Ng {Yew Seng},
Published in
Pages: 458 - 464

Advancements in sensors and database technologies have resulted in the collection of huge amounts of process data from chemical plants. A number of process quantities such as temperature, pressure, flow rates, level, composition, and pH can be easily measured. Chemical processes are dynamic systems and are equipped with hundreds or thousands of sensors that generate readings at regular intervals (typically seconds). In addition, derived quantities that are functions of the sensor measurements as well as alerts and alarms are generated regularly. Several commercial data warehouses, referred to as plant historians in chemical plants, such as the DeltaV Continuous Historian (from Emerson Process Management), InfoPlus.21TM (from AspenTech), Uniformance® PHD (from Honeywell), and Industrial SQL (from Wonderware) are in common use today around the world. These historians store large amount (weeks) of historical process operation data at their original resolution and an almost limitless amount (years) in compressed form. This data is available for mining, analysis and decision support – both real-time and offline. Process measurements can be classified based on their nature as binary (on/off) or continuous. However, both are stored in discrete form in the historians. Measurements can also be classified based on their role during operation as controlled, manipulated, and non-control related variables. Controlled variables are directly or indirectly related to the plant’s quality, production, or safety objectives and are maintained at specified setpoints, even in the face of disturbances, by analog or digital controllers. This regulation is achieved by altering manipulated variables such as flow-rates. Chemical plants are typically well-integrated – a change in one variable would propagate across many others. Non-control related variables do not have any role in plant control, but provide information to plant personnel regarding the state of the process. In general, a plant can operate in a number of states which can be broadly classified into steady-states and transitions (Srinivasan et al., 2005b). Large scale plants such as refineries typically run for long periods in steady-states but undergo transition if there is a change in feedstock or product grades. Transitions also result due to large process disturbances, maintenance activities, and abnormal events. During steady-states, the process variables vary within a narrow range. In contrast, transitions correspond to large changes / discontinuities in the plant operations; i.e., change of set points, turning on or idling of equipments, valve manipulations, etc. A number of decisions are needed on the part of the plant personnel to keep the plant running safely and efficiently during steady states as well as transitions. Data mining and analysis tools that facilitate humans to uncover information, knowledge, patterns, trends, and relationships from the historical data are therefore crucial.

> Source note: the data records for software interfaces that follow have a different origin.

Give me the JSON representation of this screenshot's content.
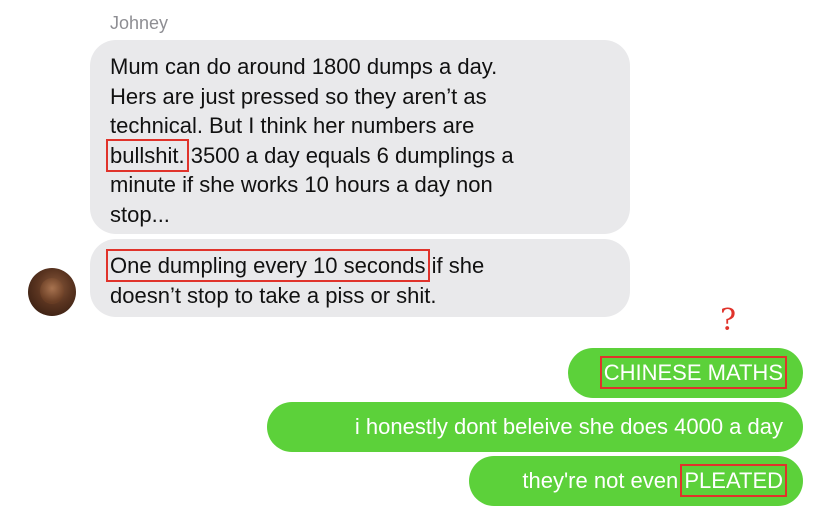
{
  "sender": {
    "name": "Johney"
  },
  "incoming": [
    {
      "lines": [
        "Mum can do around 1800 dumps a day.",
        "Hers are just pressed so they aren’t as",
        "technical. But I think her numbers are",
        {
          "highlight": "bullshit.",
          "rest": " 3500 a day equals 6 dumplings a"
        },
        "minute if she works 10 hours a day non",
        "stop..."
      ]
    },
    {
      "lines": [
        {
          "highlight": "One dumpling every 10 seconds",
          "rest": " if she"
        },
        "doesn’t stop to take a piss or shit."
      ]
    }
  ],
  "annotation": {
    "mark": "?"
  },
  "outgoing": [
    {
      "prefix": "",
      "highlight": "CHINESE MATHS"
    },
    {
      "text": "i honestly dont beleive she does 4000 a day"
    },
    {
      "prefix": "they're not even ",
      "highlight": "PLEATED"
    }
  ],
  "colors": {
    "incoming_bubble": "#e9e9eb",
    "outgoing_bubble": "#5cd13a",
    "highlight_box": "#e0332b"
  }
}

About the journal
JournalEncyclopedia of Data Warehousing and Mining, Second Edition